Extract the complete listing and output it unchanged.
-- Opening Marker --
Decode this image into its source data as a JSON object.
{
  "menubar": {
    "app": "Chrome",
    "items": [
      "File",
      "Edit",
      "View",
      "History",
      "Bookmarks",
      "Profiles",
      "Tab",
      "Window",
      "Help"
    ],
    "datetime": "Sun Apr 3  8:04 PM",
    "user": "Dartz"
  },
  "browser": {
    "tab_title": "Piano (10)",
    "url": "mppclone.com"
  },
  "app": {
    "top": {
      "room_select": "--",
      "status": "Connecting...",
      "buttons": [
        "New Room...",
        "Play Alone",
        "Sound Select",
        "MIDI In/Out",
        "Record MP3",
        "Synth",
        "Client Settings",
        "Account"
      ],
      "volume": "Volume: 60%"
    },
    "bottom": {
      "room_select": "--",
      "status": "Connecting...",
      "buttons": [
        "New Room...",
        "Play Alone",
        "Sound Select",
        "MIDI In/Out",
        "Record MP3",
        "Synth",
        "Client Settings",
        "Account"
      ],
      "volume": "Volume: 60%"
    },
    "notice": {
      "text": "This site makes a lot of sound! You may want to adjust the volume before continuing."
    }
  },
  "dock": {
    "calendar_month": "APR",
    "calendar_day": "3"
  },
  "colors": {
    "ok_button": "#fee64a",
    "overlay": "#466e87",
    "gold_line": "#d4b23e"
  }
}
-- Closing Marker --
Output =
Decode this image into its source data as a JSON object.
{
  "menubar": {
    "app": "Chrome",
    "items": [
      "File",
      "Edit",
      "View",
      "History",
      "Bookmarks",
      "Profiles",
      "Tab",
      "Window",
      "Help"
    ],
    "datetime": "Sun Apr 3  8:04 PM",
    "user": "Dartz"
  },
  "browser": {
    "tab_title": "Piano (10)",
    "url": "mppclone.com"
  },
  "app": {
    "top": {
      "room_select": "--",
      "status": "Connecting...",
      "buttons": [
        "New Room...",
        "Play Alone",
        "Sound Select",
        "MIDI In/Out",
        "Record MP3",
        "Synth",
        "Client Settings",
        "Account"
      ],
      "volume": "Volume: 60%"
    },
    "bottom": {
      "room_select": "--",
      "status": "Connecting...",
      "buttons": [
        "New Room...",
        "Play Alone",
        "Sound Select",
        "MIDI In/Out",
        "Record MP3",
        "Synth",
        "Client Settings",
        "Account"
      ],
      "volume": "Volume: 60%"
    },
    "notice": {
      "text": "This site makes a lot of sound! You may want to adjust the volume before continuing."
    }
  },
  "dock": {
    "calendar_month": "APR",
    "calendar_day": "3"
  },
  "colors": {
    "ok_button": "#fee64a",
    "overlay": "#466e87",
    "gold_line": "#d4b23e"
  }
}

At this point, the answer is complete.